Your goal
The answer must consist of every line in the data that contains "입력하세요".

Input material: Begin

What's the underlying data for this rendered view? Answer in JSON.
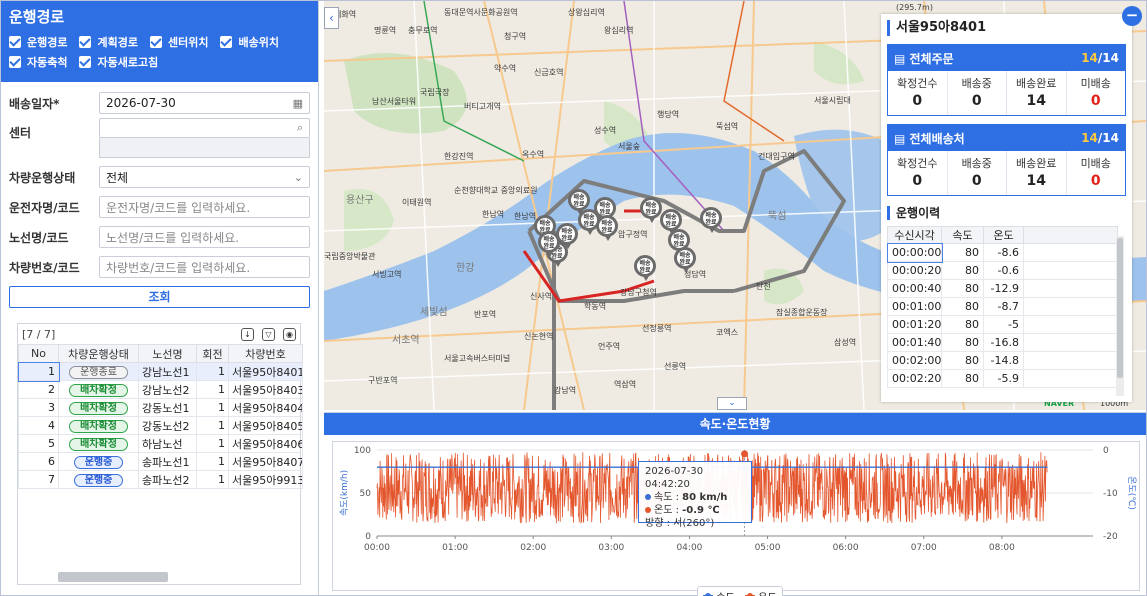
{
  "left": {
    "title": "운행경로",
    "checks": [
      "운행경로",
      "계획경로",
      "센터위치",
      "배송위치",
      "자동축척",
      "자동새로고침"
    ],
    "form": {
      "date_label": "배송일자*",
      "date_value": "2026-07-30",
      "center_label": "센터",
      "status_label": "차량운행상태",
      "status_value": "전체",
      "driver_label": "운전자명/코드",
      "driver_placeholder": "운전자명/코드를 입력하세요.",
      "route_label": "노선명/코드",
      "route_placeholder": "노선명/코드를 입력하세요.",
      "car_label": "차량번호/코드",
      "car_placeholder": "차량번호/코드를 입력하세요."
    },
    "search_label": "조회",
    "grid": {
      "count": "[7 / 7]",
      "headers": [
        "No",
        "차량운행상태",
        "노선명",
        "회전",
        "차량번호"
      ],
      "rows": [
        {
          "no": "1",
          "status": "운행종료",
          "kind": "end",
          "route": "강남노선1",
          "turn": "1",
          "car": "서울95아8401"
        },
        {
          "no": "2",
          "status": "배차확정",
          "kind": "assign",
          "route": "강남노선2",
          "turn": "1",
          "car": "서울95아8403"
        },
        {
          "no": "3",
          "status": "배차확정",
          "kind": "assign",
          "route": "강동노선1",
          "turn": "1",
          "car": "서울95아8404"
        },
        {
          "no": "4",
          "status": "배차확정",
          "kind": "assign",
          "route": "강동노선2",
          "turn": "1",
          "car": "서울95아8405"
        },
        {
          "no": "5",
          "status": "배차확정",
          "kind": "assign",
          "route": "하남노선",
          "turn": "1",
          "car": "서울95아8406"
        },
        {
          "no": "6",
          "status": "운행중",
          "kind": "run",
          "route": "송파노선1",
          "turn": "1",
          "car": "서울95아8407"
        },
        {
          "no": "7",
          "status": "운행중",
          "kind": "run",
          "route": "송파노선2",
          "turn": "1",
          "car": "서울95아9913"
        }
      ]
    }
  },
  "map": {
    "labels": [
      "명륜역",
      "동대문역사문화공원역",
      "상왕십리역",
      "혜화역",
      "충무로역",
      "청구역",
      "왕십리역",
      "신금호역",
      "약수역",
      "행당역",
      "버티고개역",
      "남산서울타워",
      "국립극장",
      "한남역",
      "옥수역",
      "한강진역",
      "서울숲",
      "뚝섬역",
      "건대입구역",
      "용산구",
      "순천향대학교 중앙의료원",
      "이태원역",
      "한남역",
      "압구정역",
      "국립중앙박물관",
      "서빙고역",
      "반포역",
      "서초역",
      "세빛섬",
      "신사역",
      "학동역",
      "강남구청역",
      "선정릉역",
      "서울고속버스터미널",
      "신논현역",
      "언주역",
      "선릉역",
      "역삼역",
      "강남역",
      "구반포역",
      "코엑스",
      "잠실종합운동장",
      "청담역",
      "서울시립대",
      "탄천",
      "한강",
      "뚝섬",
      "성수역",
      "삼성역"
    ],
    "pins": [
      "배송완료",
      "배송완료",
      "배송완료",
      "배송완료",
      "배송완료",
      "배송완료",
      "배송완료",
      "배송완료",
      "배송완료",
      "배송완료",
      "배송완료",
      "배송완료",
      "배송완료",
      "배송완료"
    ],
    "scale": "1000m",
    "top_note": "(295.7m)",
    "brand": "NAVER"
  },
  "info": {
    "vehicle": "서울95아8401",
    "orders": {
      "title": "전체주문",
      "done": "14",
      "total": "14",
      "labels": [
        "확정건수",
        "배송중",
        "배송완료",
        "미배송"
      ],
      "values": [
        "0",
        "0",
        "14",
        "0"
      ]
    },
    "places": {
      "title": "전체배송처",
      "done": "14",
      "total": "14",
      "labels": [
        "확정건수",
        "배송중",
        "배송완료",
        "미배송"
      ],
      "values": [
        "0",
        "0",
        "14",
        "0"
      ]
    },
    "history_title": "운행이력",
    "history_headers": [
      "수신시각",
      "속도",
      "온도"
    ],
    "history": [
      [
        "00:00:00",
        "80",
        "-8.6"
      ],
      [
        "00:00:20",
        "80",
        "-0.6"
      ],
      [
        "00:00:40",
        "80",
        "-12.9"
      ],
      [
        "00:01:00",
        "80",
        "-8.7"
      ],
      [
        "00:01:20",
        "80",
        "-5"
      ],
      [
        "00:01:40",
        "80",
        "-16.8"
      ],
      [
        "00:02:00",
        "80",
        "-14.8"
      ],
      [
        "00:02:20",
        "80",
        "-5.9"
      ]
    ]
  },
  "chart_title": "속도·온도현황",
  "chart_data": {
    "type": "line",
    "x": [
      "00:00",
      "01:00",
      "02:00",
      "03:00",
      "04:00",
      "05:00",
      "06:00",
      "07:00",
      "08:00"
    ],
    "xlim": [
      "00:00",
      "09:10"
    ],
    "series": [
      {
        "name": "속도",
        "axis": "left",
        "color": "#3b6fd4",
        "constant_value": 80
      },
      {
        "name": "온도",
        "axis": "right",
        "color": "#e4572e",
        "range": [
          -17,
          -0.5
        ]
      }
    ],
    "ylabel": "속도(km/h)",
    "y2label": "온도(℃)",
    "ylim": [
      0,
      100
    ],
    "y2lim": [
      -20,
      0
    ],
    "yticks": [
      "100",
      "50",
      "0"
    ],
    "y2ticks": [
      "0",
      "-10",
      "-20"
    ],
    "tooltip": {
      "time": "2026-07-30 04:42:20",
      "speed_label": "속도",
      "speed": "80 km/h",
      "temp_label": "온도",
      "temp": "-0.9 ℃",
      "dir": "방향 : 서(260°)"
    }
  }
}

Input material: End

Response area
      "driver_placeholder": "운전자명/코드를 입력하세요.",
      "route_placeholder": "노선명/코드를 입력하세요.",
      "car_placeholder": "차량번호/코드를 입력하세요."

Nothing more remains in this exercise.